## Work required
Retype the data below exactly, skipping pictures.

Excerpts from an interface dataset
┌──

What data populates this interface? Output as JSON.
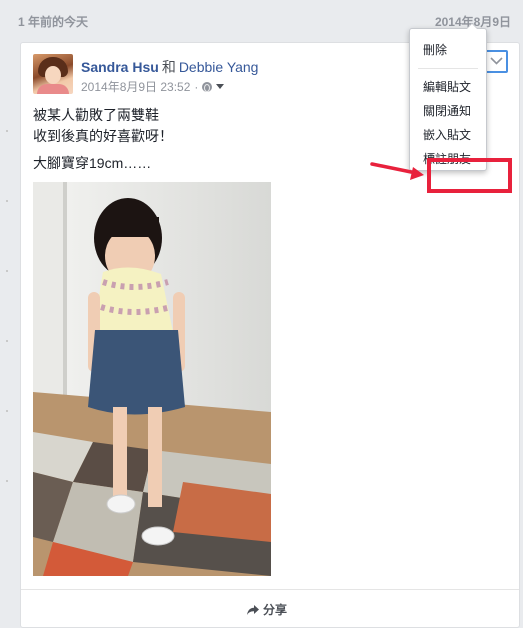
{
  "header": {
    "title": "1 年前的今天",
    "date": "2014年8月9日"
  },
  "post": {
    "author": "Sandra Hsu",
    "conjunction": "和",
    "tagged": "Debbie Yang",
    "timestamp": "2014年8月9日 23:52",
    "dot": "·",
    "text_lines": [
      "被某人勸敗了兩雙鞋",
      "收到後真的好喜歡呀！",
      "大腳寶穿19cm……"
    ]
  },
  "menu": {
    "items": [
      "刪除",
      "編輯貼文",
      "關閉通知",
      "嵌入貼文",
      "標註朋友"
    ],
    "highlighted_item": "嵌入貼文",
    "highlight_color": "#e8213c"
  },
  "share": {
    "label": "分享"
  },
  "icons": [
    "globe-icon",
    "caret-down-icon",
    "chevron-down-icon",
    "share-icon",
    "arrow-annotation-icon"
  ]
}
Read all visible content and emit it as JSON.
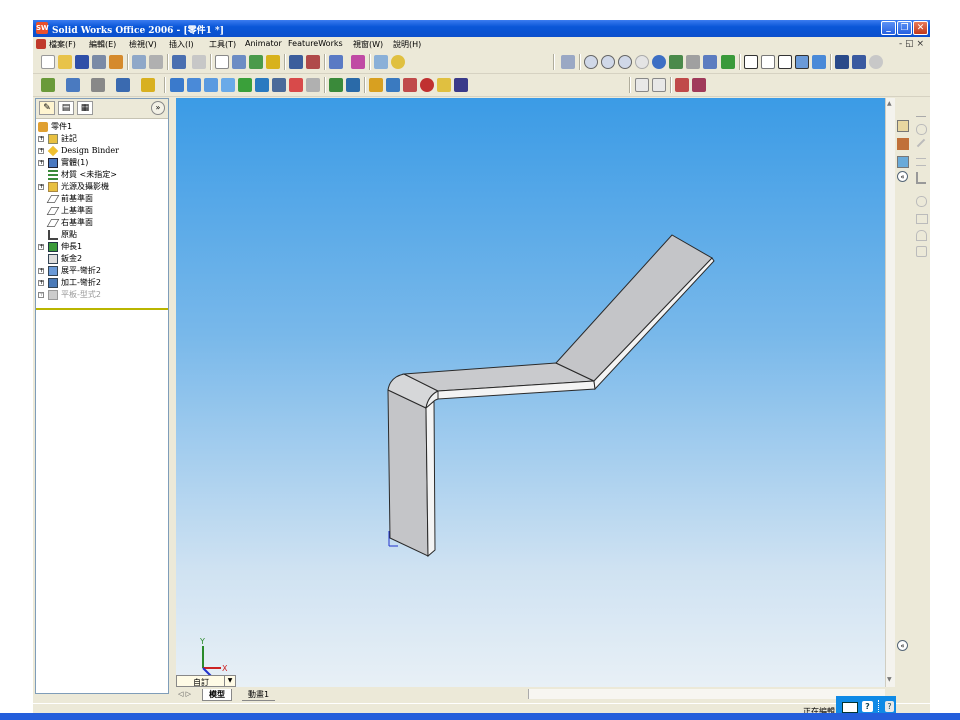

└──

## Reply to the exercise
What data populates this interface? Output as JSON.
{
  "header": {
    "title": "1 年前的今天",
    "date": "2014年8月9日"
  },
  "post": {
    "author": "Sandra Hsu",
    "conjunction": "和",
    "tagged": "Debbie Yang",
    "timestamp": "2014年8月9日 23:52",
    "dot": "·",
    "text_lines": [
      "被某人勸敗了兩雙鞋",
      "收到後真的好喜歡呀！",
      "大腳寶穿19cm……"
    ]
  },
  "menu": {
    "items": [
      "刪除",
      "編輯貼文",
      "關閉通知",
      "嵌入貼文",
      "標註朋友"
    ],
    "highlighted_item": "嵌入貼文",
    "highlight_color": "#e8213c"
  },
  "share": {
    "label": "分享"
  },
  "icons": [
    "globe-icon",
    "caret-down-icon",
    "chevron-down-icon",
    "share-icon",
    "arrow-annotation-icon"
  ]
}
Read all visible content and emit it as JSON.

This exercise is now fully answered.